■ Task directions ■
Whatever pictures appear, omit them, and repeat the data below exactly.

■ Saved data entries ■
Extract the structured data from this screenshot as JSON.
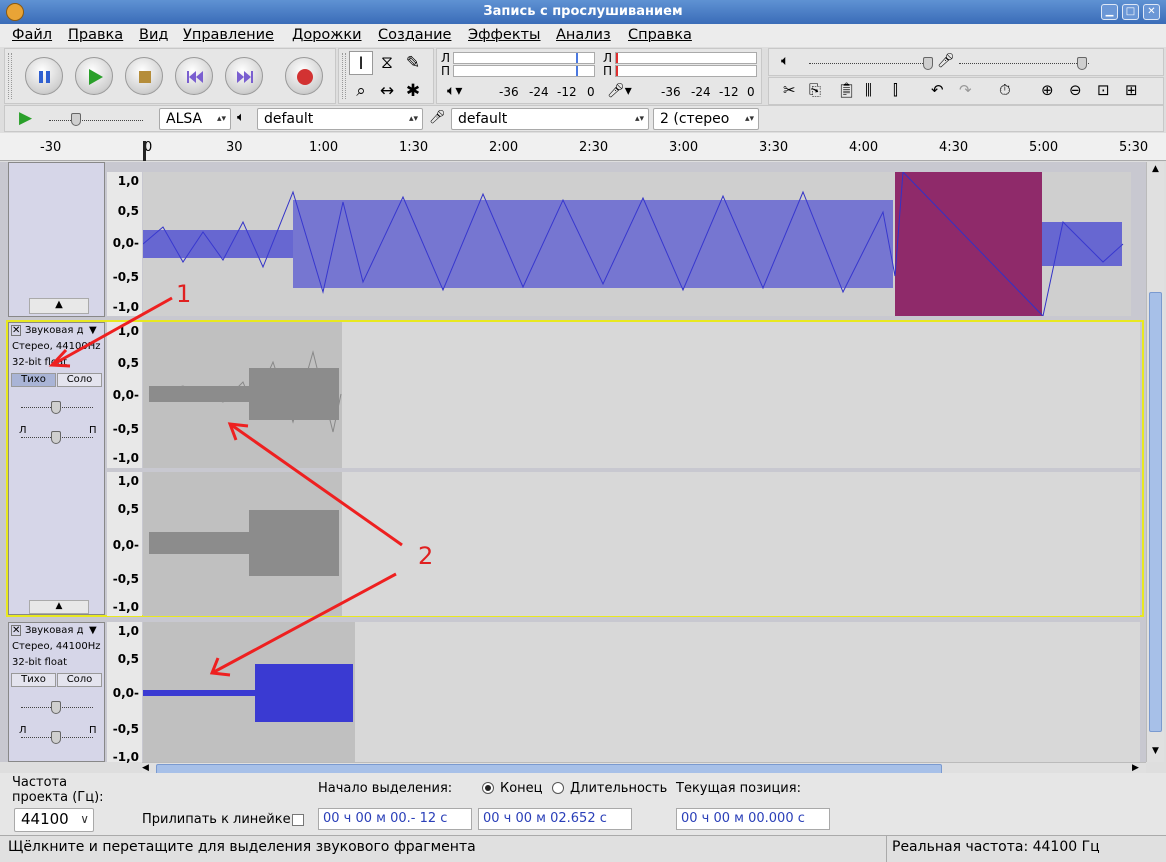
{
  "window": {
    "title": "Запись с прослушиванием"
  },
  "menu": [
    "Файл",
    "Правка",
    "Вид",
    "Управление",
    "Дорожки",
    "Создание",
    "Эффекты",
    "Анализ",
    "Справка"
  ],
  "meters": {
    "left_label": "Л",
    "right_label": "П",
    "scale": [
      "-36",
      "-24",
      "-12",
      "0"
    ]
  },
  "device": {
    "host": "ALSA",
    "playback": "default",
    "recording": "default",
    "channels": "2 (стерео"
  },
  "ruler": {
    "ticks": [
      "-30",
      "0",
      "30",
      "1:00",
      "1:30",
      "2:00",
      "2:30",
      "3:00",
      "3:30",
      "4:00",
      "4:30",
      "5:00",
      "5:30"
    ]
  },
  "scale_labels": [
    "1,0",
    "0,5",
    "0,0-",
    "-0,5",
    "-1,0"
  ],
  "tracks": [
    {
      "name": "Звуковая д",
      "info1": "Стерео, 44100Hz",
      "info2": "32-bit float",
      "mute": "Тихо",
      "solo": "Соло",
      "gain_l": "Л",
      "gain_r": "П"
    },
    {
      "name": "Звуковая д",
      "info1": "Стерео, 44100Hz",
      "info2": "32-bit float",
      "mute": "Тихо",
      "solo": "Соло",
      "gain_l": "Л",
      "gain_r": "П"
    }
  ],
  "annotations": {
    "label1": "1",
    "label2": "2"
  },
  "selection": {
    "rate_label": "Частота проекта (Гц):",
    "rate_value": "44100",
    "snap_label": "Прилипать к линейке",
    "start_label": "Начало выделения:",
    "end_label": "Конец",
    "length_label": "Длительность",
    "pos_label": "Текущая позиция:",
    "start_value": "00 ч 00 м 00.- 12 с",
    "end_value": "00 ч 00 м 02.652 с",
    "pos_value": "00 ч 00 м 00.000 с"
  },
  "status": {
    "hint": "Щёлкните и перетащите для выделения звукового фрагмента",
    "rate": "Реальная частота: 44100 Гц"
  }
}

■ Your response ■
Extract the structured data from this screenshot as JSON.
{
  "window": {
    "title": "Запись с прослушиванием"
  },
  "menu": [
    "Файл",
    "Правка",
    "Вид",
    "Управление",
    "Дорожки",
    "Создание",
    "Эффекты",
    "Анализ",
    "Справка"
  ],
  "meters": {
    "left_label": "Л",
    "right_label": "П",
    "scale": [
      "-36",
      "-24",
      "-12",
      "0"
    ]
  },
  "device": {
    "host": "ALSA",
    "playback": "default",
    "recording": "default",
    "channels": "2 (стерео"
  },
  "ruler": {
    "ticks": [
      "-30",
      "0",
      "30",
      "1:00",
      "1:30",
      "2:00",
      "2:30",
      "3:00",
      "3:30",
      "4:00",
      "4:30",
      "5:00",
      "5:30"
    ]
  },
  "scale_labels": [
    "1,0",
    "0,5",
    "0,0-",
    "-0,5",
    "-1,0"
  ],
  "tracks": [
    {
      "name": "Звуковая д",
      "info1": "Стерео, 44100Hz",
      "info2": "32-bit float",
      "mute": "Тихо",
      "solo": "Соло",
      "gain_l": "Л",
      "gain_r": "П"
    },
    {
      "name": "Звуковая д",
      "info1": "Стерео, 44100Hz",
      "info2": "32-bit float",
      "mute": "Тихо",
      "solo": "Соло",
      "gain_l": "Л",
      "gain_r": "П"
    }
  ],
  "annotations": {
    "label1": "1",
    "label2": "2"
  },
  "selection": {
    "rate_label": "Частота проекта (Гц):",
    "rate_value": "44100",
    "snap_label": "Прилипать к линейке",
    "start_label": "Начало выделения:",
    "end_label": "Конец",
    "length_label": "Длительность",
    "pos_label": "Текущая позиция:",
    "start_value": "00 ч 00 м 00.- 12 с",
    "end_value": "00 ч 00 м 02.652 с",
    "pos_value": "00 ч 00 м 00.000 с"
  },
  "status": {
    "hint": "Щёлкните и перетащите для выделения звукового фрагмента",
    "rate": "Реальная частота: 44100 Гц"
  }
}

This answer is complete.